## App and web page records
--- START ---

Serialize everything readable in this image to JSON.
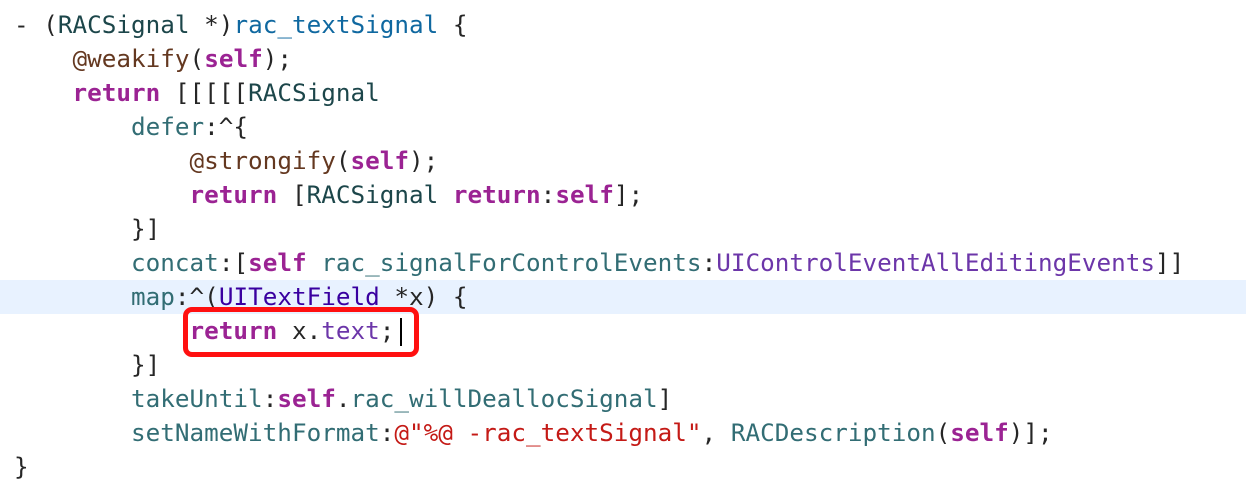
{
  "editor": {
    "current_line": 8,
    "lines": [
      [
        [
          "- (",
          "plain"
        ],
        [
          "RACSignal",
          "type"
        ],
        [
          " *)",
          "plain"
        ],
        [
          "rac_textSignal",
          "decl"
        ],
        [
          " {",
          "plain"
        ]
      ],
      [
        [
          "    ",
          "plain"
        ],
        [
          "@weakify",
          "macro"
        ],
        [
          "(",
          "plain"
        ],
        [
          "self",
          "kw"
        ],
        [
          ");",
          "plain"
        ]
      ],
      [
        [
          "    ",
          "plain"
        ],
        [
          "return",
          "kw"
        ],
        [
          " [[[[[",
          "plain"
        ],
        [
          "RACSignal",
          "type"
        ]
      ],
      [
        [
          "        ",
          "plain"
        ],
        [
          "defer",
          "method"
        ],
        [
          ":^{",
          "plain"
        ]
      ],
      [
        [
          "            ",
          "plain"
        ],
        [
          "@strongify",
          "macro"
        ],
        [
          "(",
          "plain"
        ],
        [
          "self",
          "kw"
        ],
        [
          ");",
          "plain"
        ]
      ],
      [
        [
          "            ",
          "plain"
        ],
        [
          "return",
          "kw"
        ],
        [
          " [",
          "plain"
        ],
        [
          "RACSignal",
          "type"
        ],
        [
          " ",
          "plain"
        ],
        [
          "return",
          "kw"
        ],
        [
          ":",
          "plain"
        ],
        [
          "self",
          "kw"
        ],
        [
          "];",
          "plain"
        ]
      ],
      [
        [
          "        }]",
          "plain"
        ]
      ],
      [
        [
          "        ",
          "plain"
        ],
        [
          "concat",
          "method"
        ],
        [
          ":[",
          "plain"
        ],
        [
          "self",
          "kw"
        ],
        [
          " ",
          "plain"
        ],
        [
          "rac_signalForControlEvents",
          "method"
        ],
        [
          ":",
          "plain"
        ],
        [
          "UIControlEventAllEditingEvents",
          "sysconst"
        ],
        [
          "]]",
          "plain"
        ]
      ],
      [
        [
          "        ",
          "plain"
        ],
        [
          "map",
          "method"
        ],
        [
          ":^(",
          "plain"
        ],
        [
          "UITextField",
          "sysclass"
        ],
        [
          " *x) {",
          "plain"
        ]
      ],
      [
        [
          "            ",
          "plain"
        ],
        [
          "return",
          "kw"
        ],
        [
          " x.",
          "plain"
        ],
        [
          "text",
          "sysconst"
        ],
        [
          ";",
          "plain"
        ]
      ],
      [
        [
          "        }]",
          "plain"
        ]
      ],
      [
        [
          "        ",
          "plain"
        ],
        [
          "takeUntil",
          "method"
        ],
        [
          ":",
          "plain"
        ],
        [
          "self",
          "kw"
        ],
        [
          ".",
          "plain"
        ],
        [
          "rac_willDeallocSignal",
          "method"
        ],
        [
          "]",
          "plain"
        ]
      ],
      [
        [
          "        ",
          "plain"
        ],
        [
          "setNameWithFormat",
          "method"
        ],
        [
          ":",
          "plain"
        ],
        [
          "@\"%@ -rac_textSignal\"",
          "str"
        ],
        [
          ", ",
          "plain"
        ],
        [
          "RACDescription",
          "method"
        ],
        [
          "(",
          "plain"
        ],
        [
          "self",
          "kw"
        ],
        [
          ")];",
          "plain"
        ]
      ],
      [
        [
          "}",
          "plain"
        ]
      ]
    ]
  },
  "colors": {
    "keyword": "#9B2393",
    "type": "#1C464A",
    "method": "#326D74",
    "declaration": "#0F68A0",
    "macro": "#643820",
    "system_class": "#3900A0",
    "system_constant": "#6C36A9",
    "string": "#C41A16",
    "current_line_bg": "#E8F2FF",
    "annotation_box": "#FF1010"
  }
}
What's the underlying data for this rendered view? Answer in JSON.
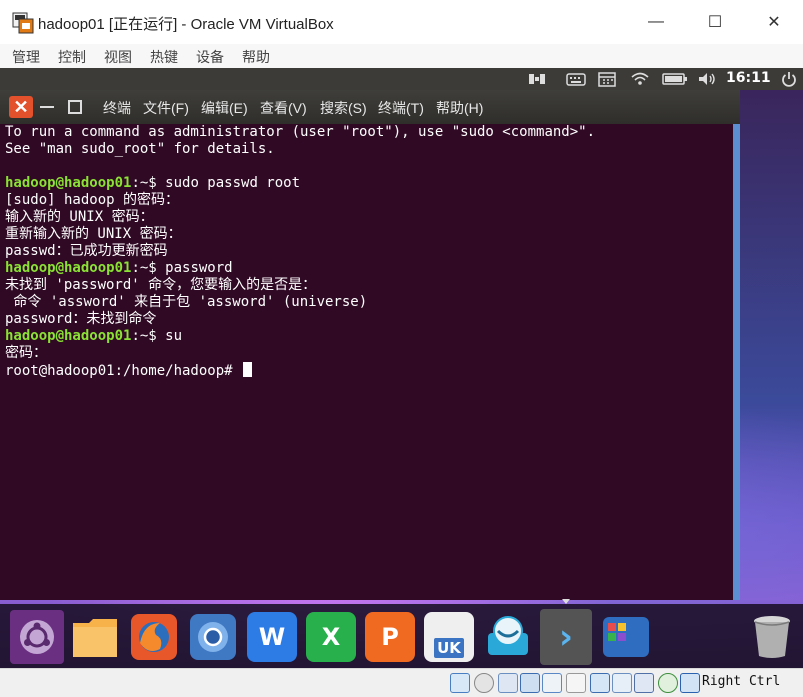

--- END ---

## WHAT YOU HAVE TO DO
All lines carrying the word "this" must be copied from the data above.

## EXPECTED ANSWER
Serialize everything readable in this image to JSON.
What's the underlying data for this rendered view? Answer in JSON.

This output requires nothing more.